 Even were these claims allowable, all of Plaintiffs-Appellants' equitable claims are moot, as the District Court of Connecticut correctly held in its opinion.   The $500,000 has already been transferred to HUD and deposited into the general Treasury, and the auction sale has already been completed.  “ ‘Though federal courts possess great authority, they lack the power, once a bell has been rung, to unring it.’ ”  Knaust v. City of Kingston, N.Y., 157 F.3d 86, 88 (2d Cir.1998)(quoting CMM Cable Rep., Inc. v. Ocean Coast Properties, Inc., 48 F.3d 618, 621 (1st Cir.1995)).   The district court lacked jurisdiction to issue an injunction to hold trust funds when the trust corpus no longer existed, and could not issue an injunction to enjoin an auction that had already taken place.   Therefore, the claims for injunctive relief were properly dismissed as well.

For the above reasons, the decision of the district court is AFFIRMED.


1.   The authority of the Attorney General to supervise litigation to which the United States is a party is contained in 28 U.S.C. § 519.   It is a plenary authority that embraces all aspects of litigation, including settlement.   See 6 U.S. Op. Off. Legal Counsel 47, 59 (1982).

2.   Tucker Act jurisdiction is often thought to be exclusive.   However, contract claims against the United States may be asserted in U.S. district courts if there is an independent waiver of sovereign immunity outside the Tucker Act. See Sanders, 903 F.2d at 119.

3.   The “Little Tucker Act,” 28 U.S.C. § 1346(a)(2), permits actions in contract against the United States to be brought in federal district courts, but only when the claims are for less than $10,000.   It is undisputed that the claims at issue in this case exceed that amount.

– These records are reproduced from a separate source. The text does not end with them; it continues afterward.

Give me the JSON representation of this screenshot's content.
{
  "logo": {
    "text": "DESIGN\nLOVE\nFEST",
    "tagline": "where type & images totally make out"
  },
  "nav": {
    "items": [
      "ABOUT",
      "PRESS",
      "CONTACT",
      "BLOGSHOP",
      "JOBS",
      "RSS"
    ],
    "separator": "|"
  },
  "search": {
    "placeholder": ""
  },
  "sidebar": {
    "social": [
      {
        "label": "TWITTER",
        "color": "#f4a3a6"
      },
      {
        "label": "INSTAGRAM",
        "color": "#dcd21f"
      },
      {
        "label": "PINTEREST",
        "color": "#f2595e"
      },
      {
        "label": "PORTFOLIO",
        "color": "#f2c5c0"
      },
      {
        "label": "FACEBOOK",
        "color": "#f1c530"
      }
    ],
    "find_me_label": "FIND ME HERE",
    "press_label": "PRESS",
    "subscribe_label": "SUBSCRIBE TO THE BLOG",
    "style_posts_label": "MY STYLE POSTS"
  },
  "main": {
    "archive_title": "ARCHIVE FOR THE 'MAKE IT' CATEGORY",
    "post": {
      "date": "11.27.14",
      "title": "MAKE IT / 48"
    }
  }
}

4.   11 U.S.C. § 106 (Waiver of sovereign immunity) provides, in part:(a) Notwithstanding an assertion of sovereign immunity, sovereign immunity is abrogated as to a governmental unit to the extent set forth in this section with respect to the following:(1) Sections 105, 106, 107, 108, 303, 346, 362, 363, 364, 365, 366, 502, 503, 505, 506, 510, 522, 523, 524, 525, 542, 543, 544, 545, 546, 547, 548, 549, 550, 551, 552, 553, 722, 724, 726, 728, 744, 749, 764, 901, 922, 926, 928, 929, 944, 1107, 1141, 1142, 1143, 1146, 1201, 1203, 1205, 1206, 1227, 1231, 1301, 1303, 1305, and 1327 of this title.(2) The court may hear and determine any issue arising with respect to the application of such sections to governmental units.

PARKER, Circuit Judge.